SOLOMON'S ADVICE TO HIS SON. " Be- ware of the fury of a patient man." Mr. Blatchford, according to The Daily Mail of 25 Jan., 1915, quotes this. Where can I find ^ ? M.A.OXON.

MASSACRE OF ST. BARTHOLOMEW. (See 11 S. v. 475.) In a communication signed D. J. it is stated that

bronze medals to commemorate the Massacre of St. Bartholomew at Paris, 1572, are still struck at the Papal Mint at the Vatican, and sold there ; and when in Rome a few years ago I procured one,, which I still possess."

A correspondent of The Northern Whig (Belfast, 15 Feb.) absolutely denies the above statement. He does so on the ground

" that the Papal Mint ceased to exist almost half a century ago, i.e., in 1870, on the union of Italy under Victor Emmanuel." He goes further, and says :

" I do not admit the issuing of the medals, even when the Papal State had its own mint, prior to 1870."

I can hardly think that D. J. made such a circumstantial statement without any foundation whatever. Will D. J. (if ho still subscribes to ' N. & Q.') or some other contributor kindly say if medals to com- memorate the Massacre of St. Bartholomew were sold as lately as 1912? If so, where were they sold, and who issued them ? I sincerely hope that a reply will be forth- coming to these questions. A.

SOUTH CAROLINA BEFORE 1776. Can any one say where in London there is a map of South Carolina, before the Declaration of Independence, giving the counties ?

B. C. S.

AUTHORS WANTED. Can any reader tell me the source of the following quotation, which I hope I give correctly ? ^

I will remember while the light is yet, And in the darkness I will not forget.

J. A.

Who was it who said that no woman over thirty was worth looking at, and that no woman under thirty was worth talking to ? A. GWYTHER.

Windham Club, St. James's Square, S.W.

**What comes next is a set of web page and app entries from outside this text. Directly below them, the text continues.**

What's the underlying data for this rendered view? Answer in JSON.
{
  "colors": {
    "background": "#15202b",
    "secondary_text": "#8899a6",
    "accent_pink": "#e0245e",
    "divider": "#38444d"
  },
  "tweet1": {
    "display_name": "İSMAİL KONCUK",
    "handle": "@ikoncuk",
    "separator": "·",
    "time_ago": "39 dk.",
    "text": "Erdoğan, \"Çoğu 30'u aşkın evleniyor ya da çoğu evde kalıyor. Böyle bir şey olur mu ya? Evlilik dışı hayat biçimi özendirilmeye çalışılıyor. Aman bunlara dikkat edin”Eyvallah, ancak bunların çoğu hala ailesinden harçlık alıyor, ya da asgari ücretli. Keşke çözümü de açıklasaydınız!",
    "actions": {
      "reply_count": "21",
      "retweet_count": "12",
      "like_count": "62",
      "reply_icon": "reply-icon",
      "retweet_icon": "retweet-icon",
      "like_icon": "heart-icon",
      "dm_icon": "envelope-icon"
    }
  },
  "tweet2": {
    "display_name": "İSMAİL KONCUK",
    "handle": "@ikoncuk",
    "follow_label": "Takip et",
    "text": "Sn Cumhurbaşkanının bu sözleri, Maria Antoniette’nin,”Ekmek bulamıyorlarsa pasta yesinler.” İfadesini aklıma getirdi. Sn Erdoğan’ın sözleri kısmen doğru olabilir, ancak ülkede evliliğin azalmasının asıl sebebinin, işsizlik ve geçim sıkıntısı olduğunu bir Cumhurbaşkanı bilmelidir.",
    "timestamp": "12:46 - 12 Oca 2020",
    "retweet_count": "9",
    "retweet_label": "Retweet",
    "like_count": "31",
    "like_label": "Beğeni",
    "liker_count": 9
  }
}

PIDGEON EPITAPH. Who wrote the " In- scription for the tomb of Mrs. Elizabeth Pidgeon, who died suddenly," published on p. 101 of ' The Wiccamical Chaplet,' edited by George Huddesford (London, 1804) ? Weep, Reader, the sad tidings here announc'd I Death, that fell Kite, on Betty Pidgeon pounc'd : Yet, tho' her sudden flight our grief demands, Her's is the Pidgeon-house not made with hands ; For in her life the Serpent's wisdom shone, And the Dove's innocency was her own. Then, till Heay'n wakes to happiness thy soul, Best, gentle Pidgeon, in this Pidgeon-hole.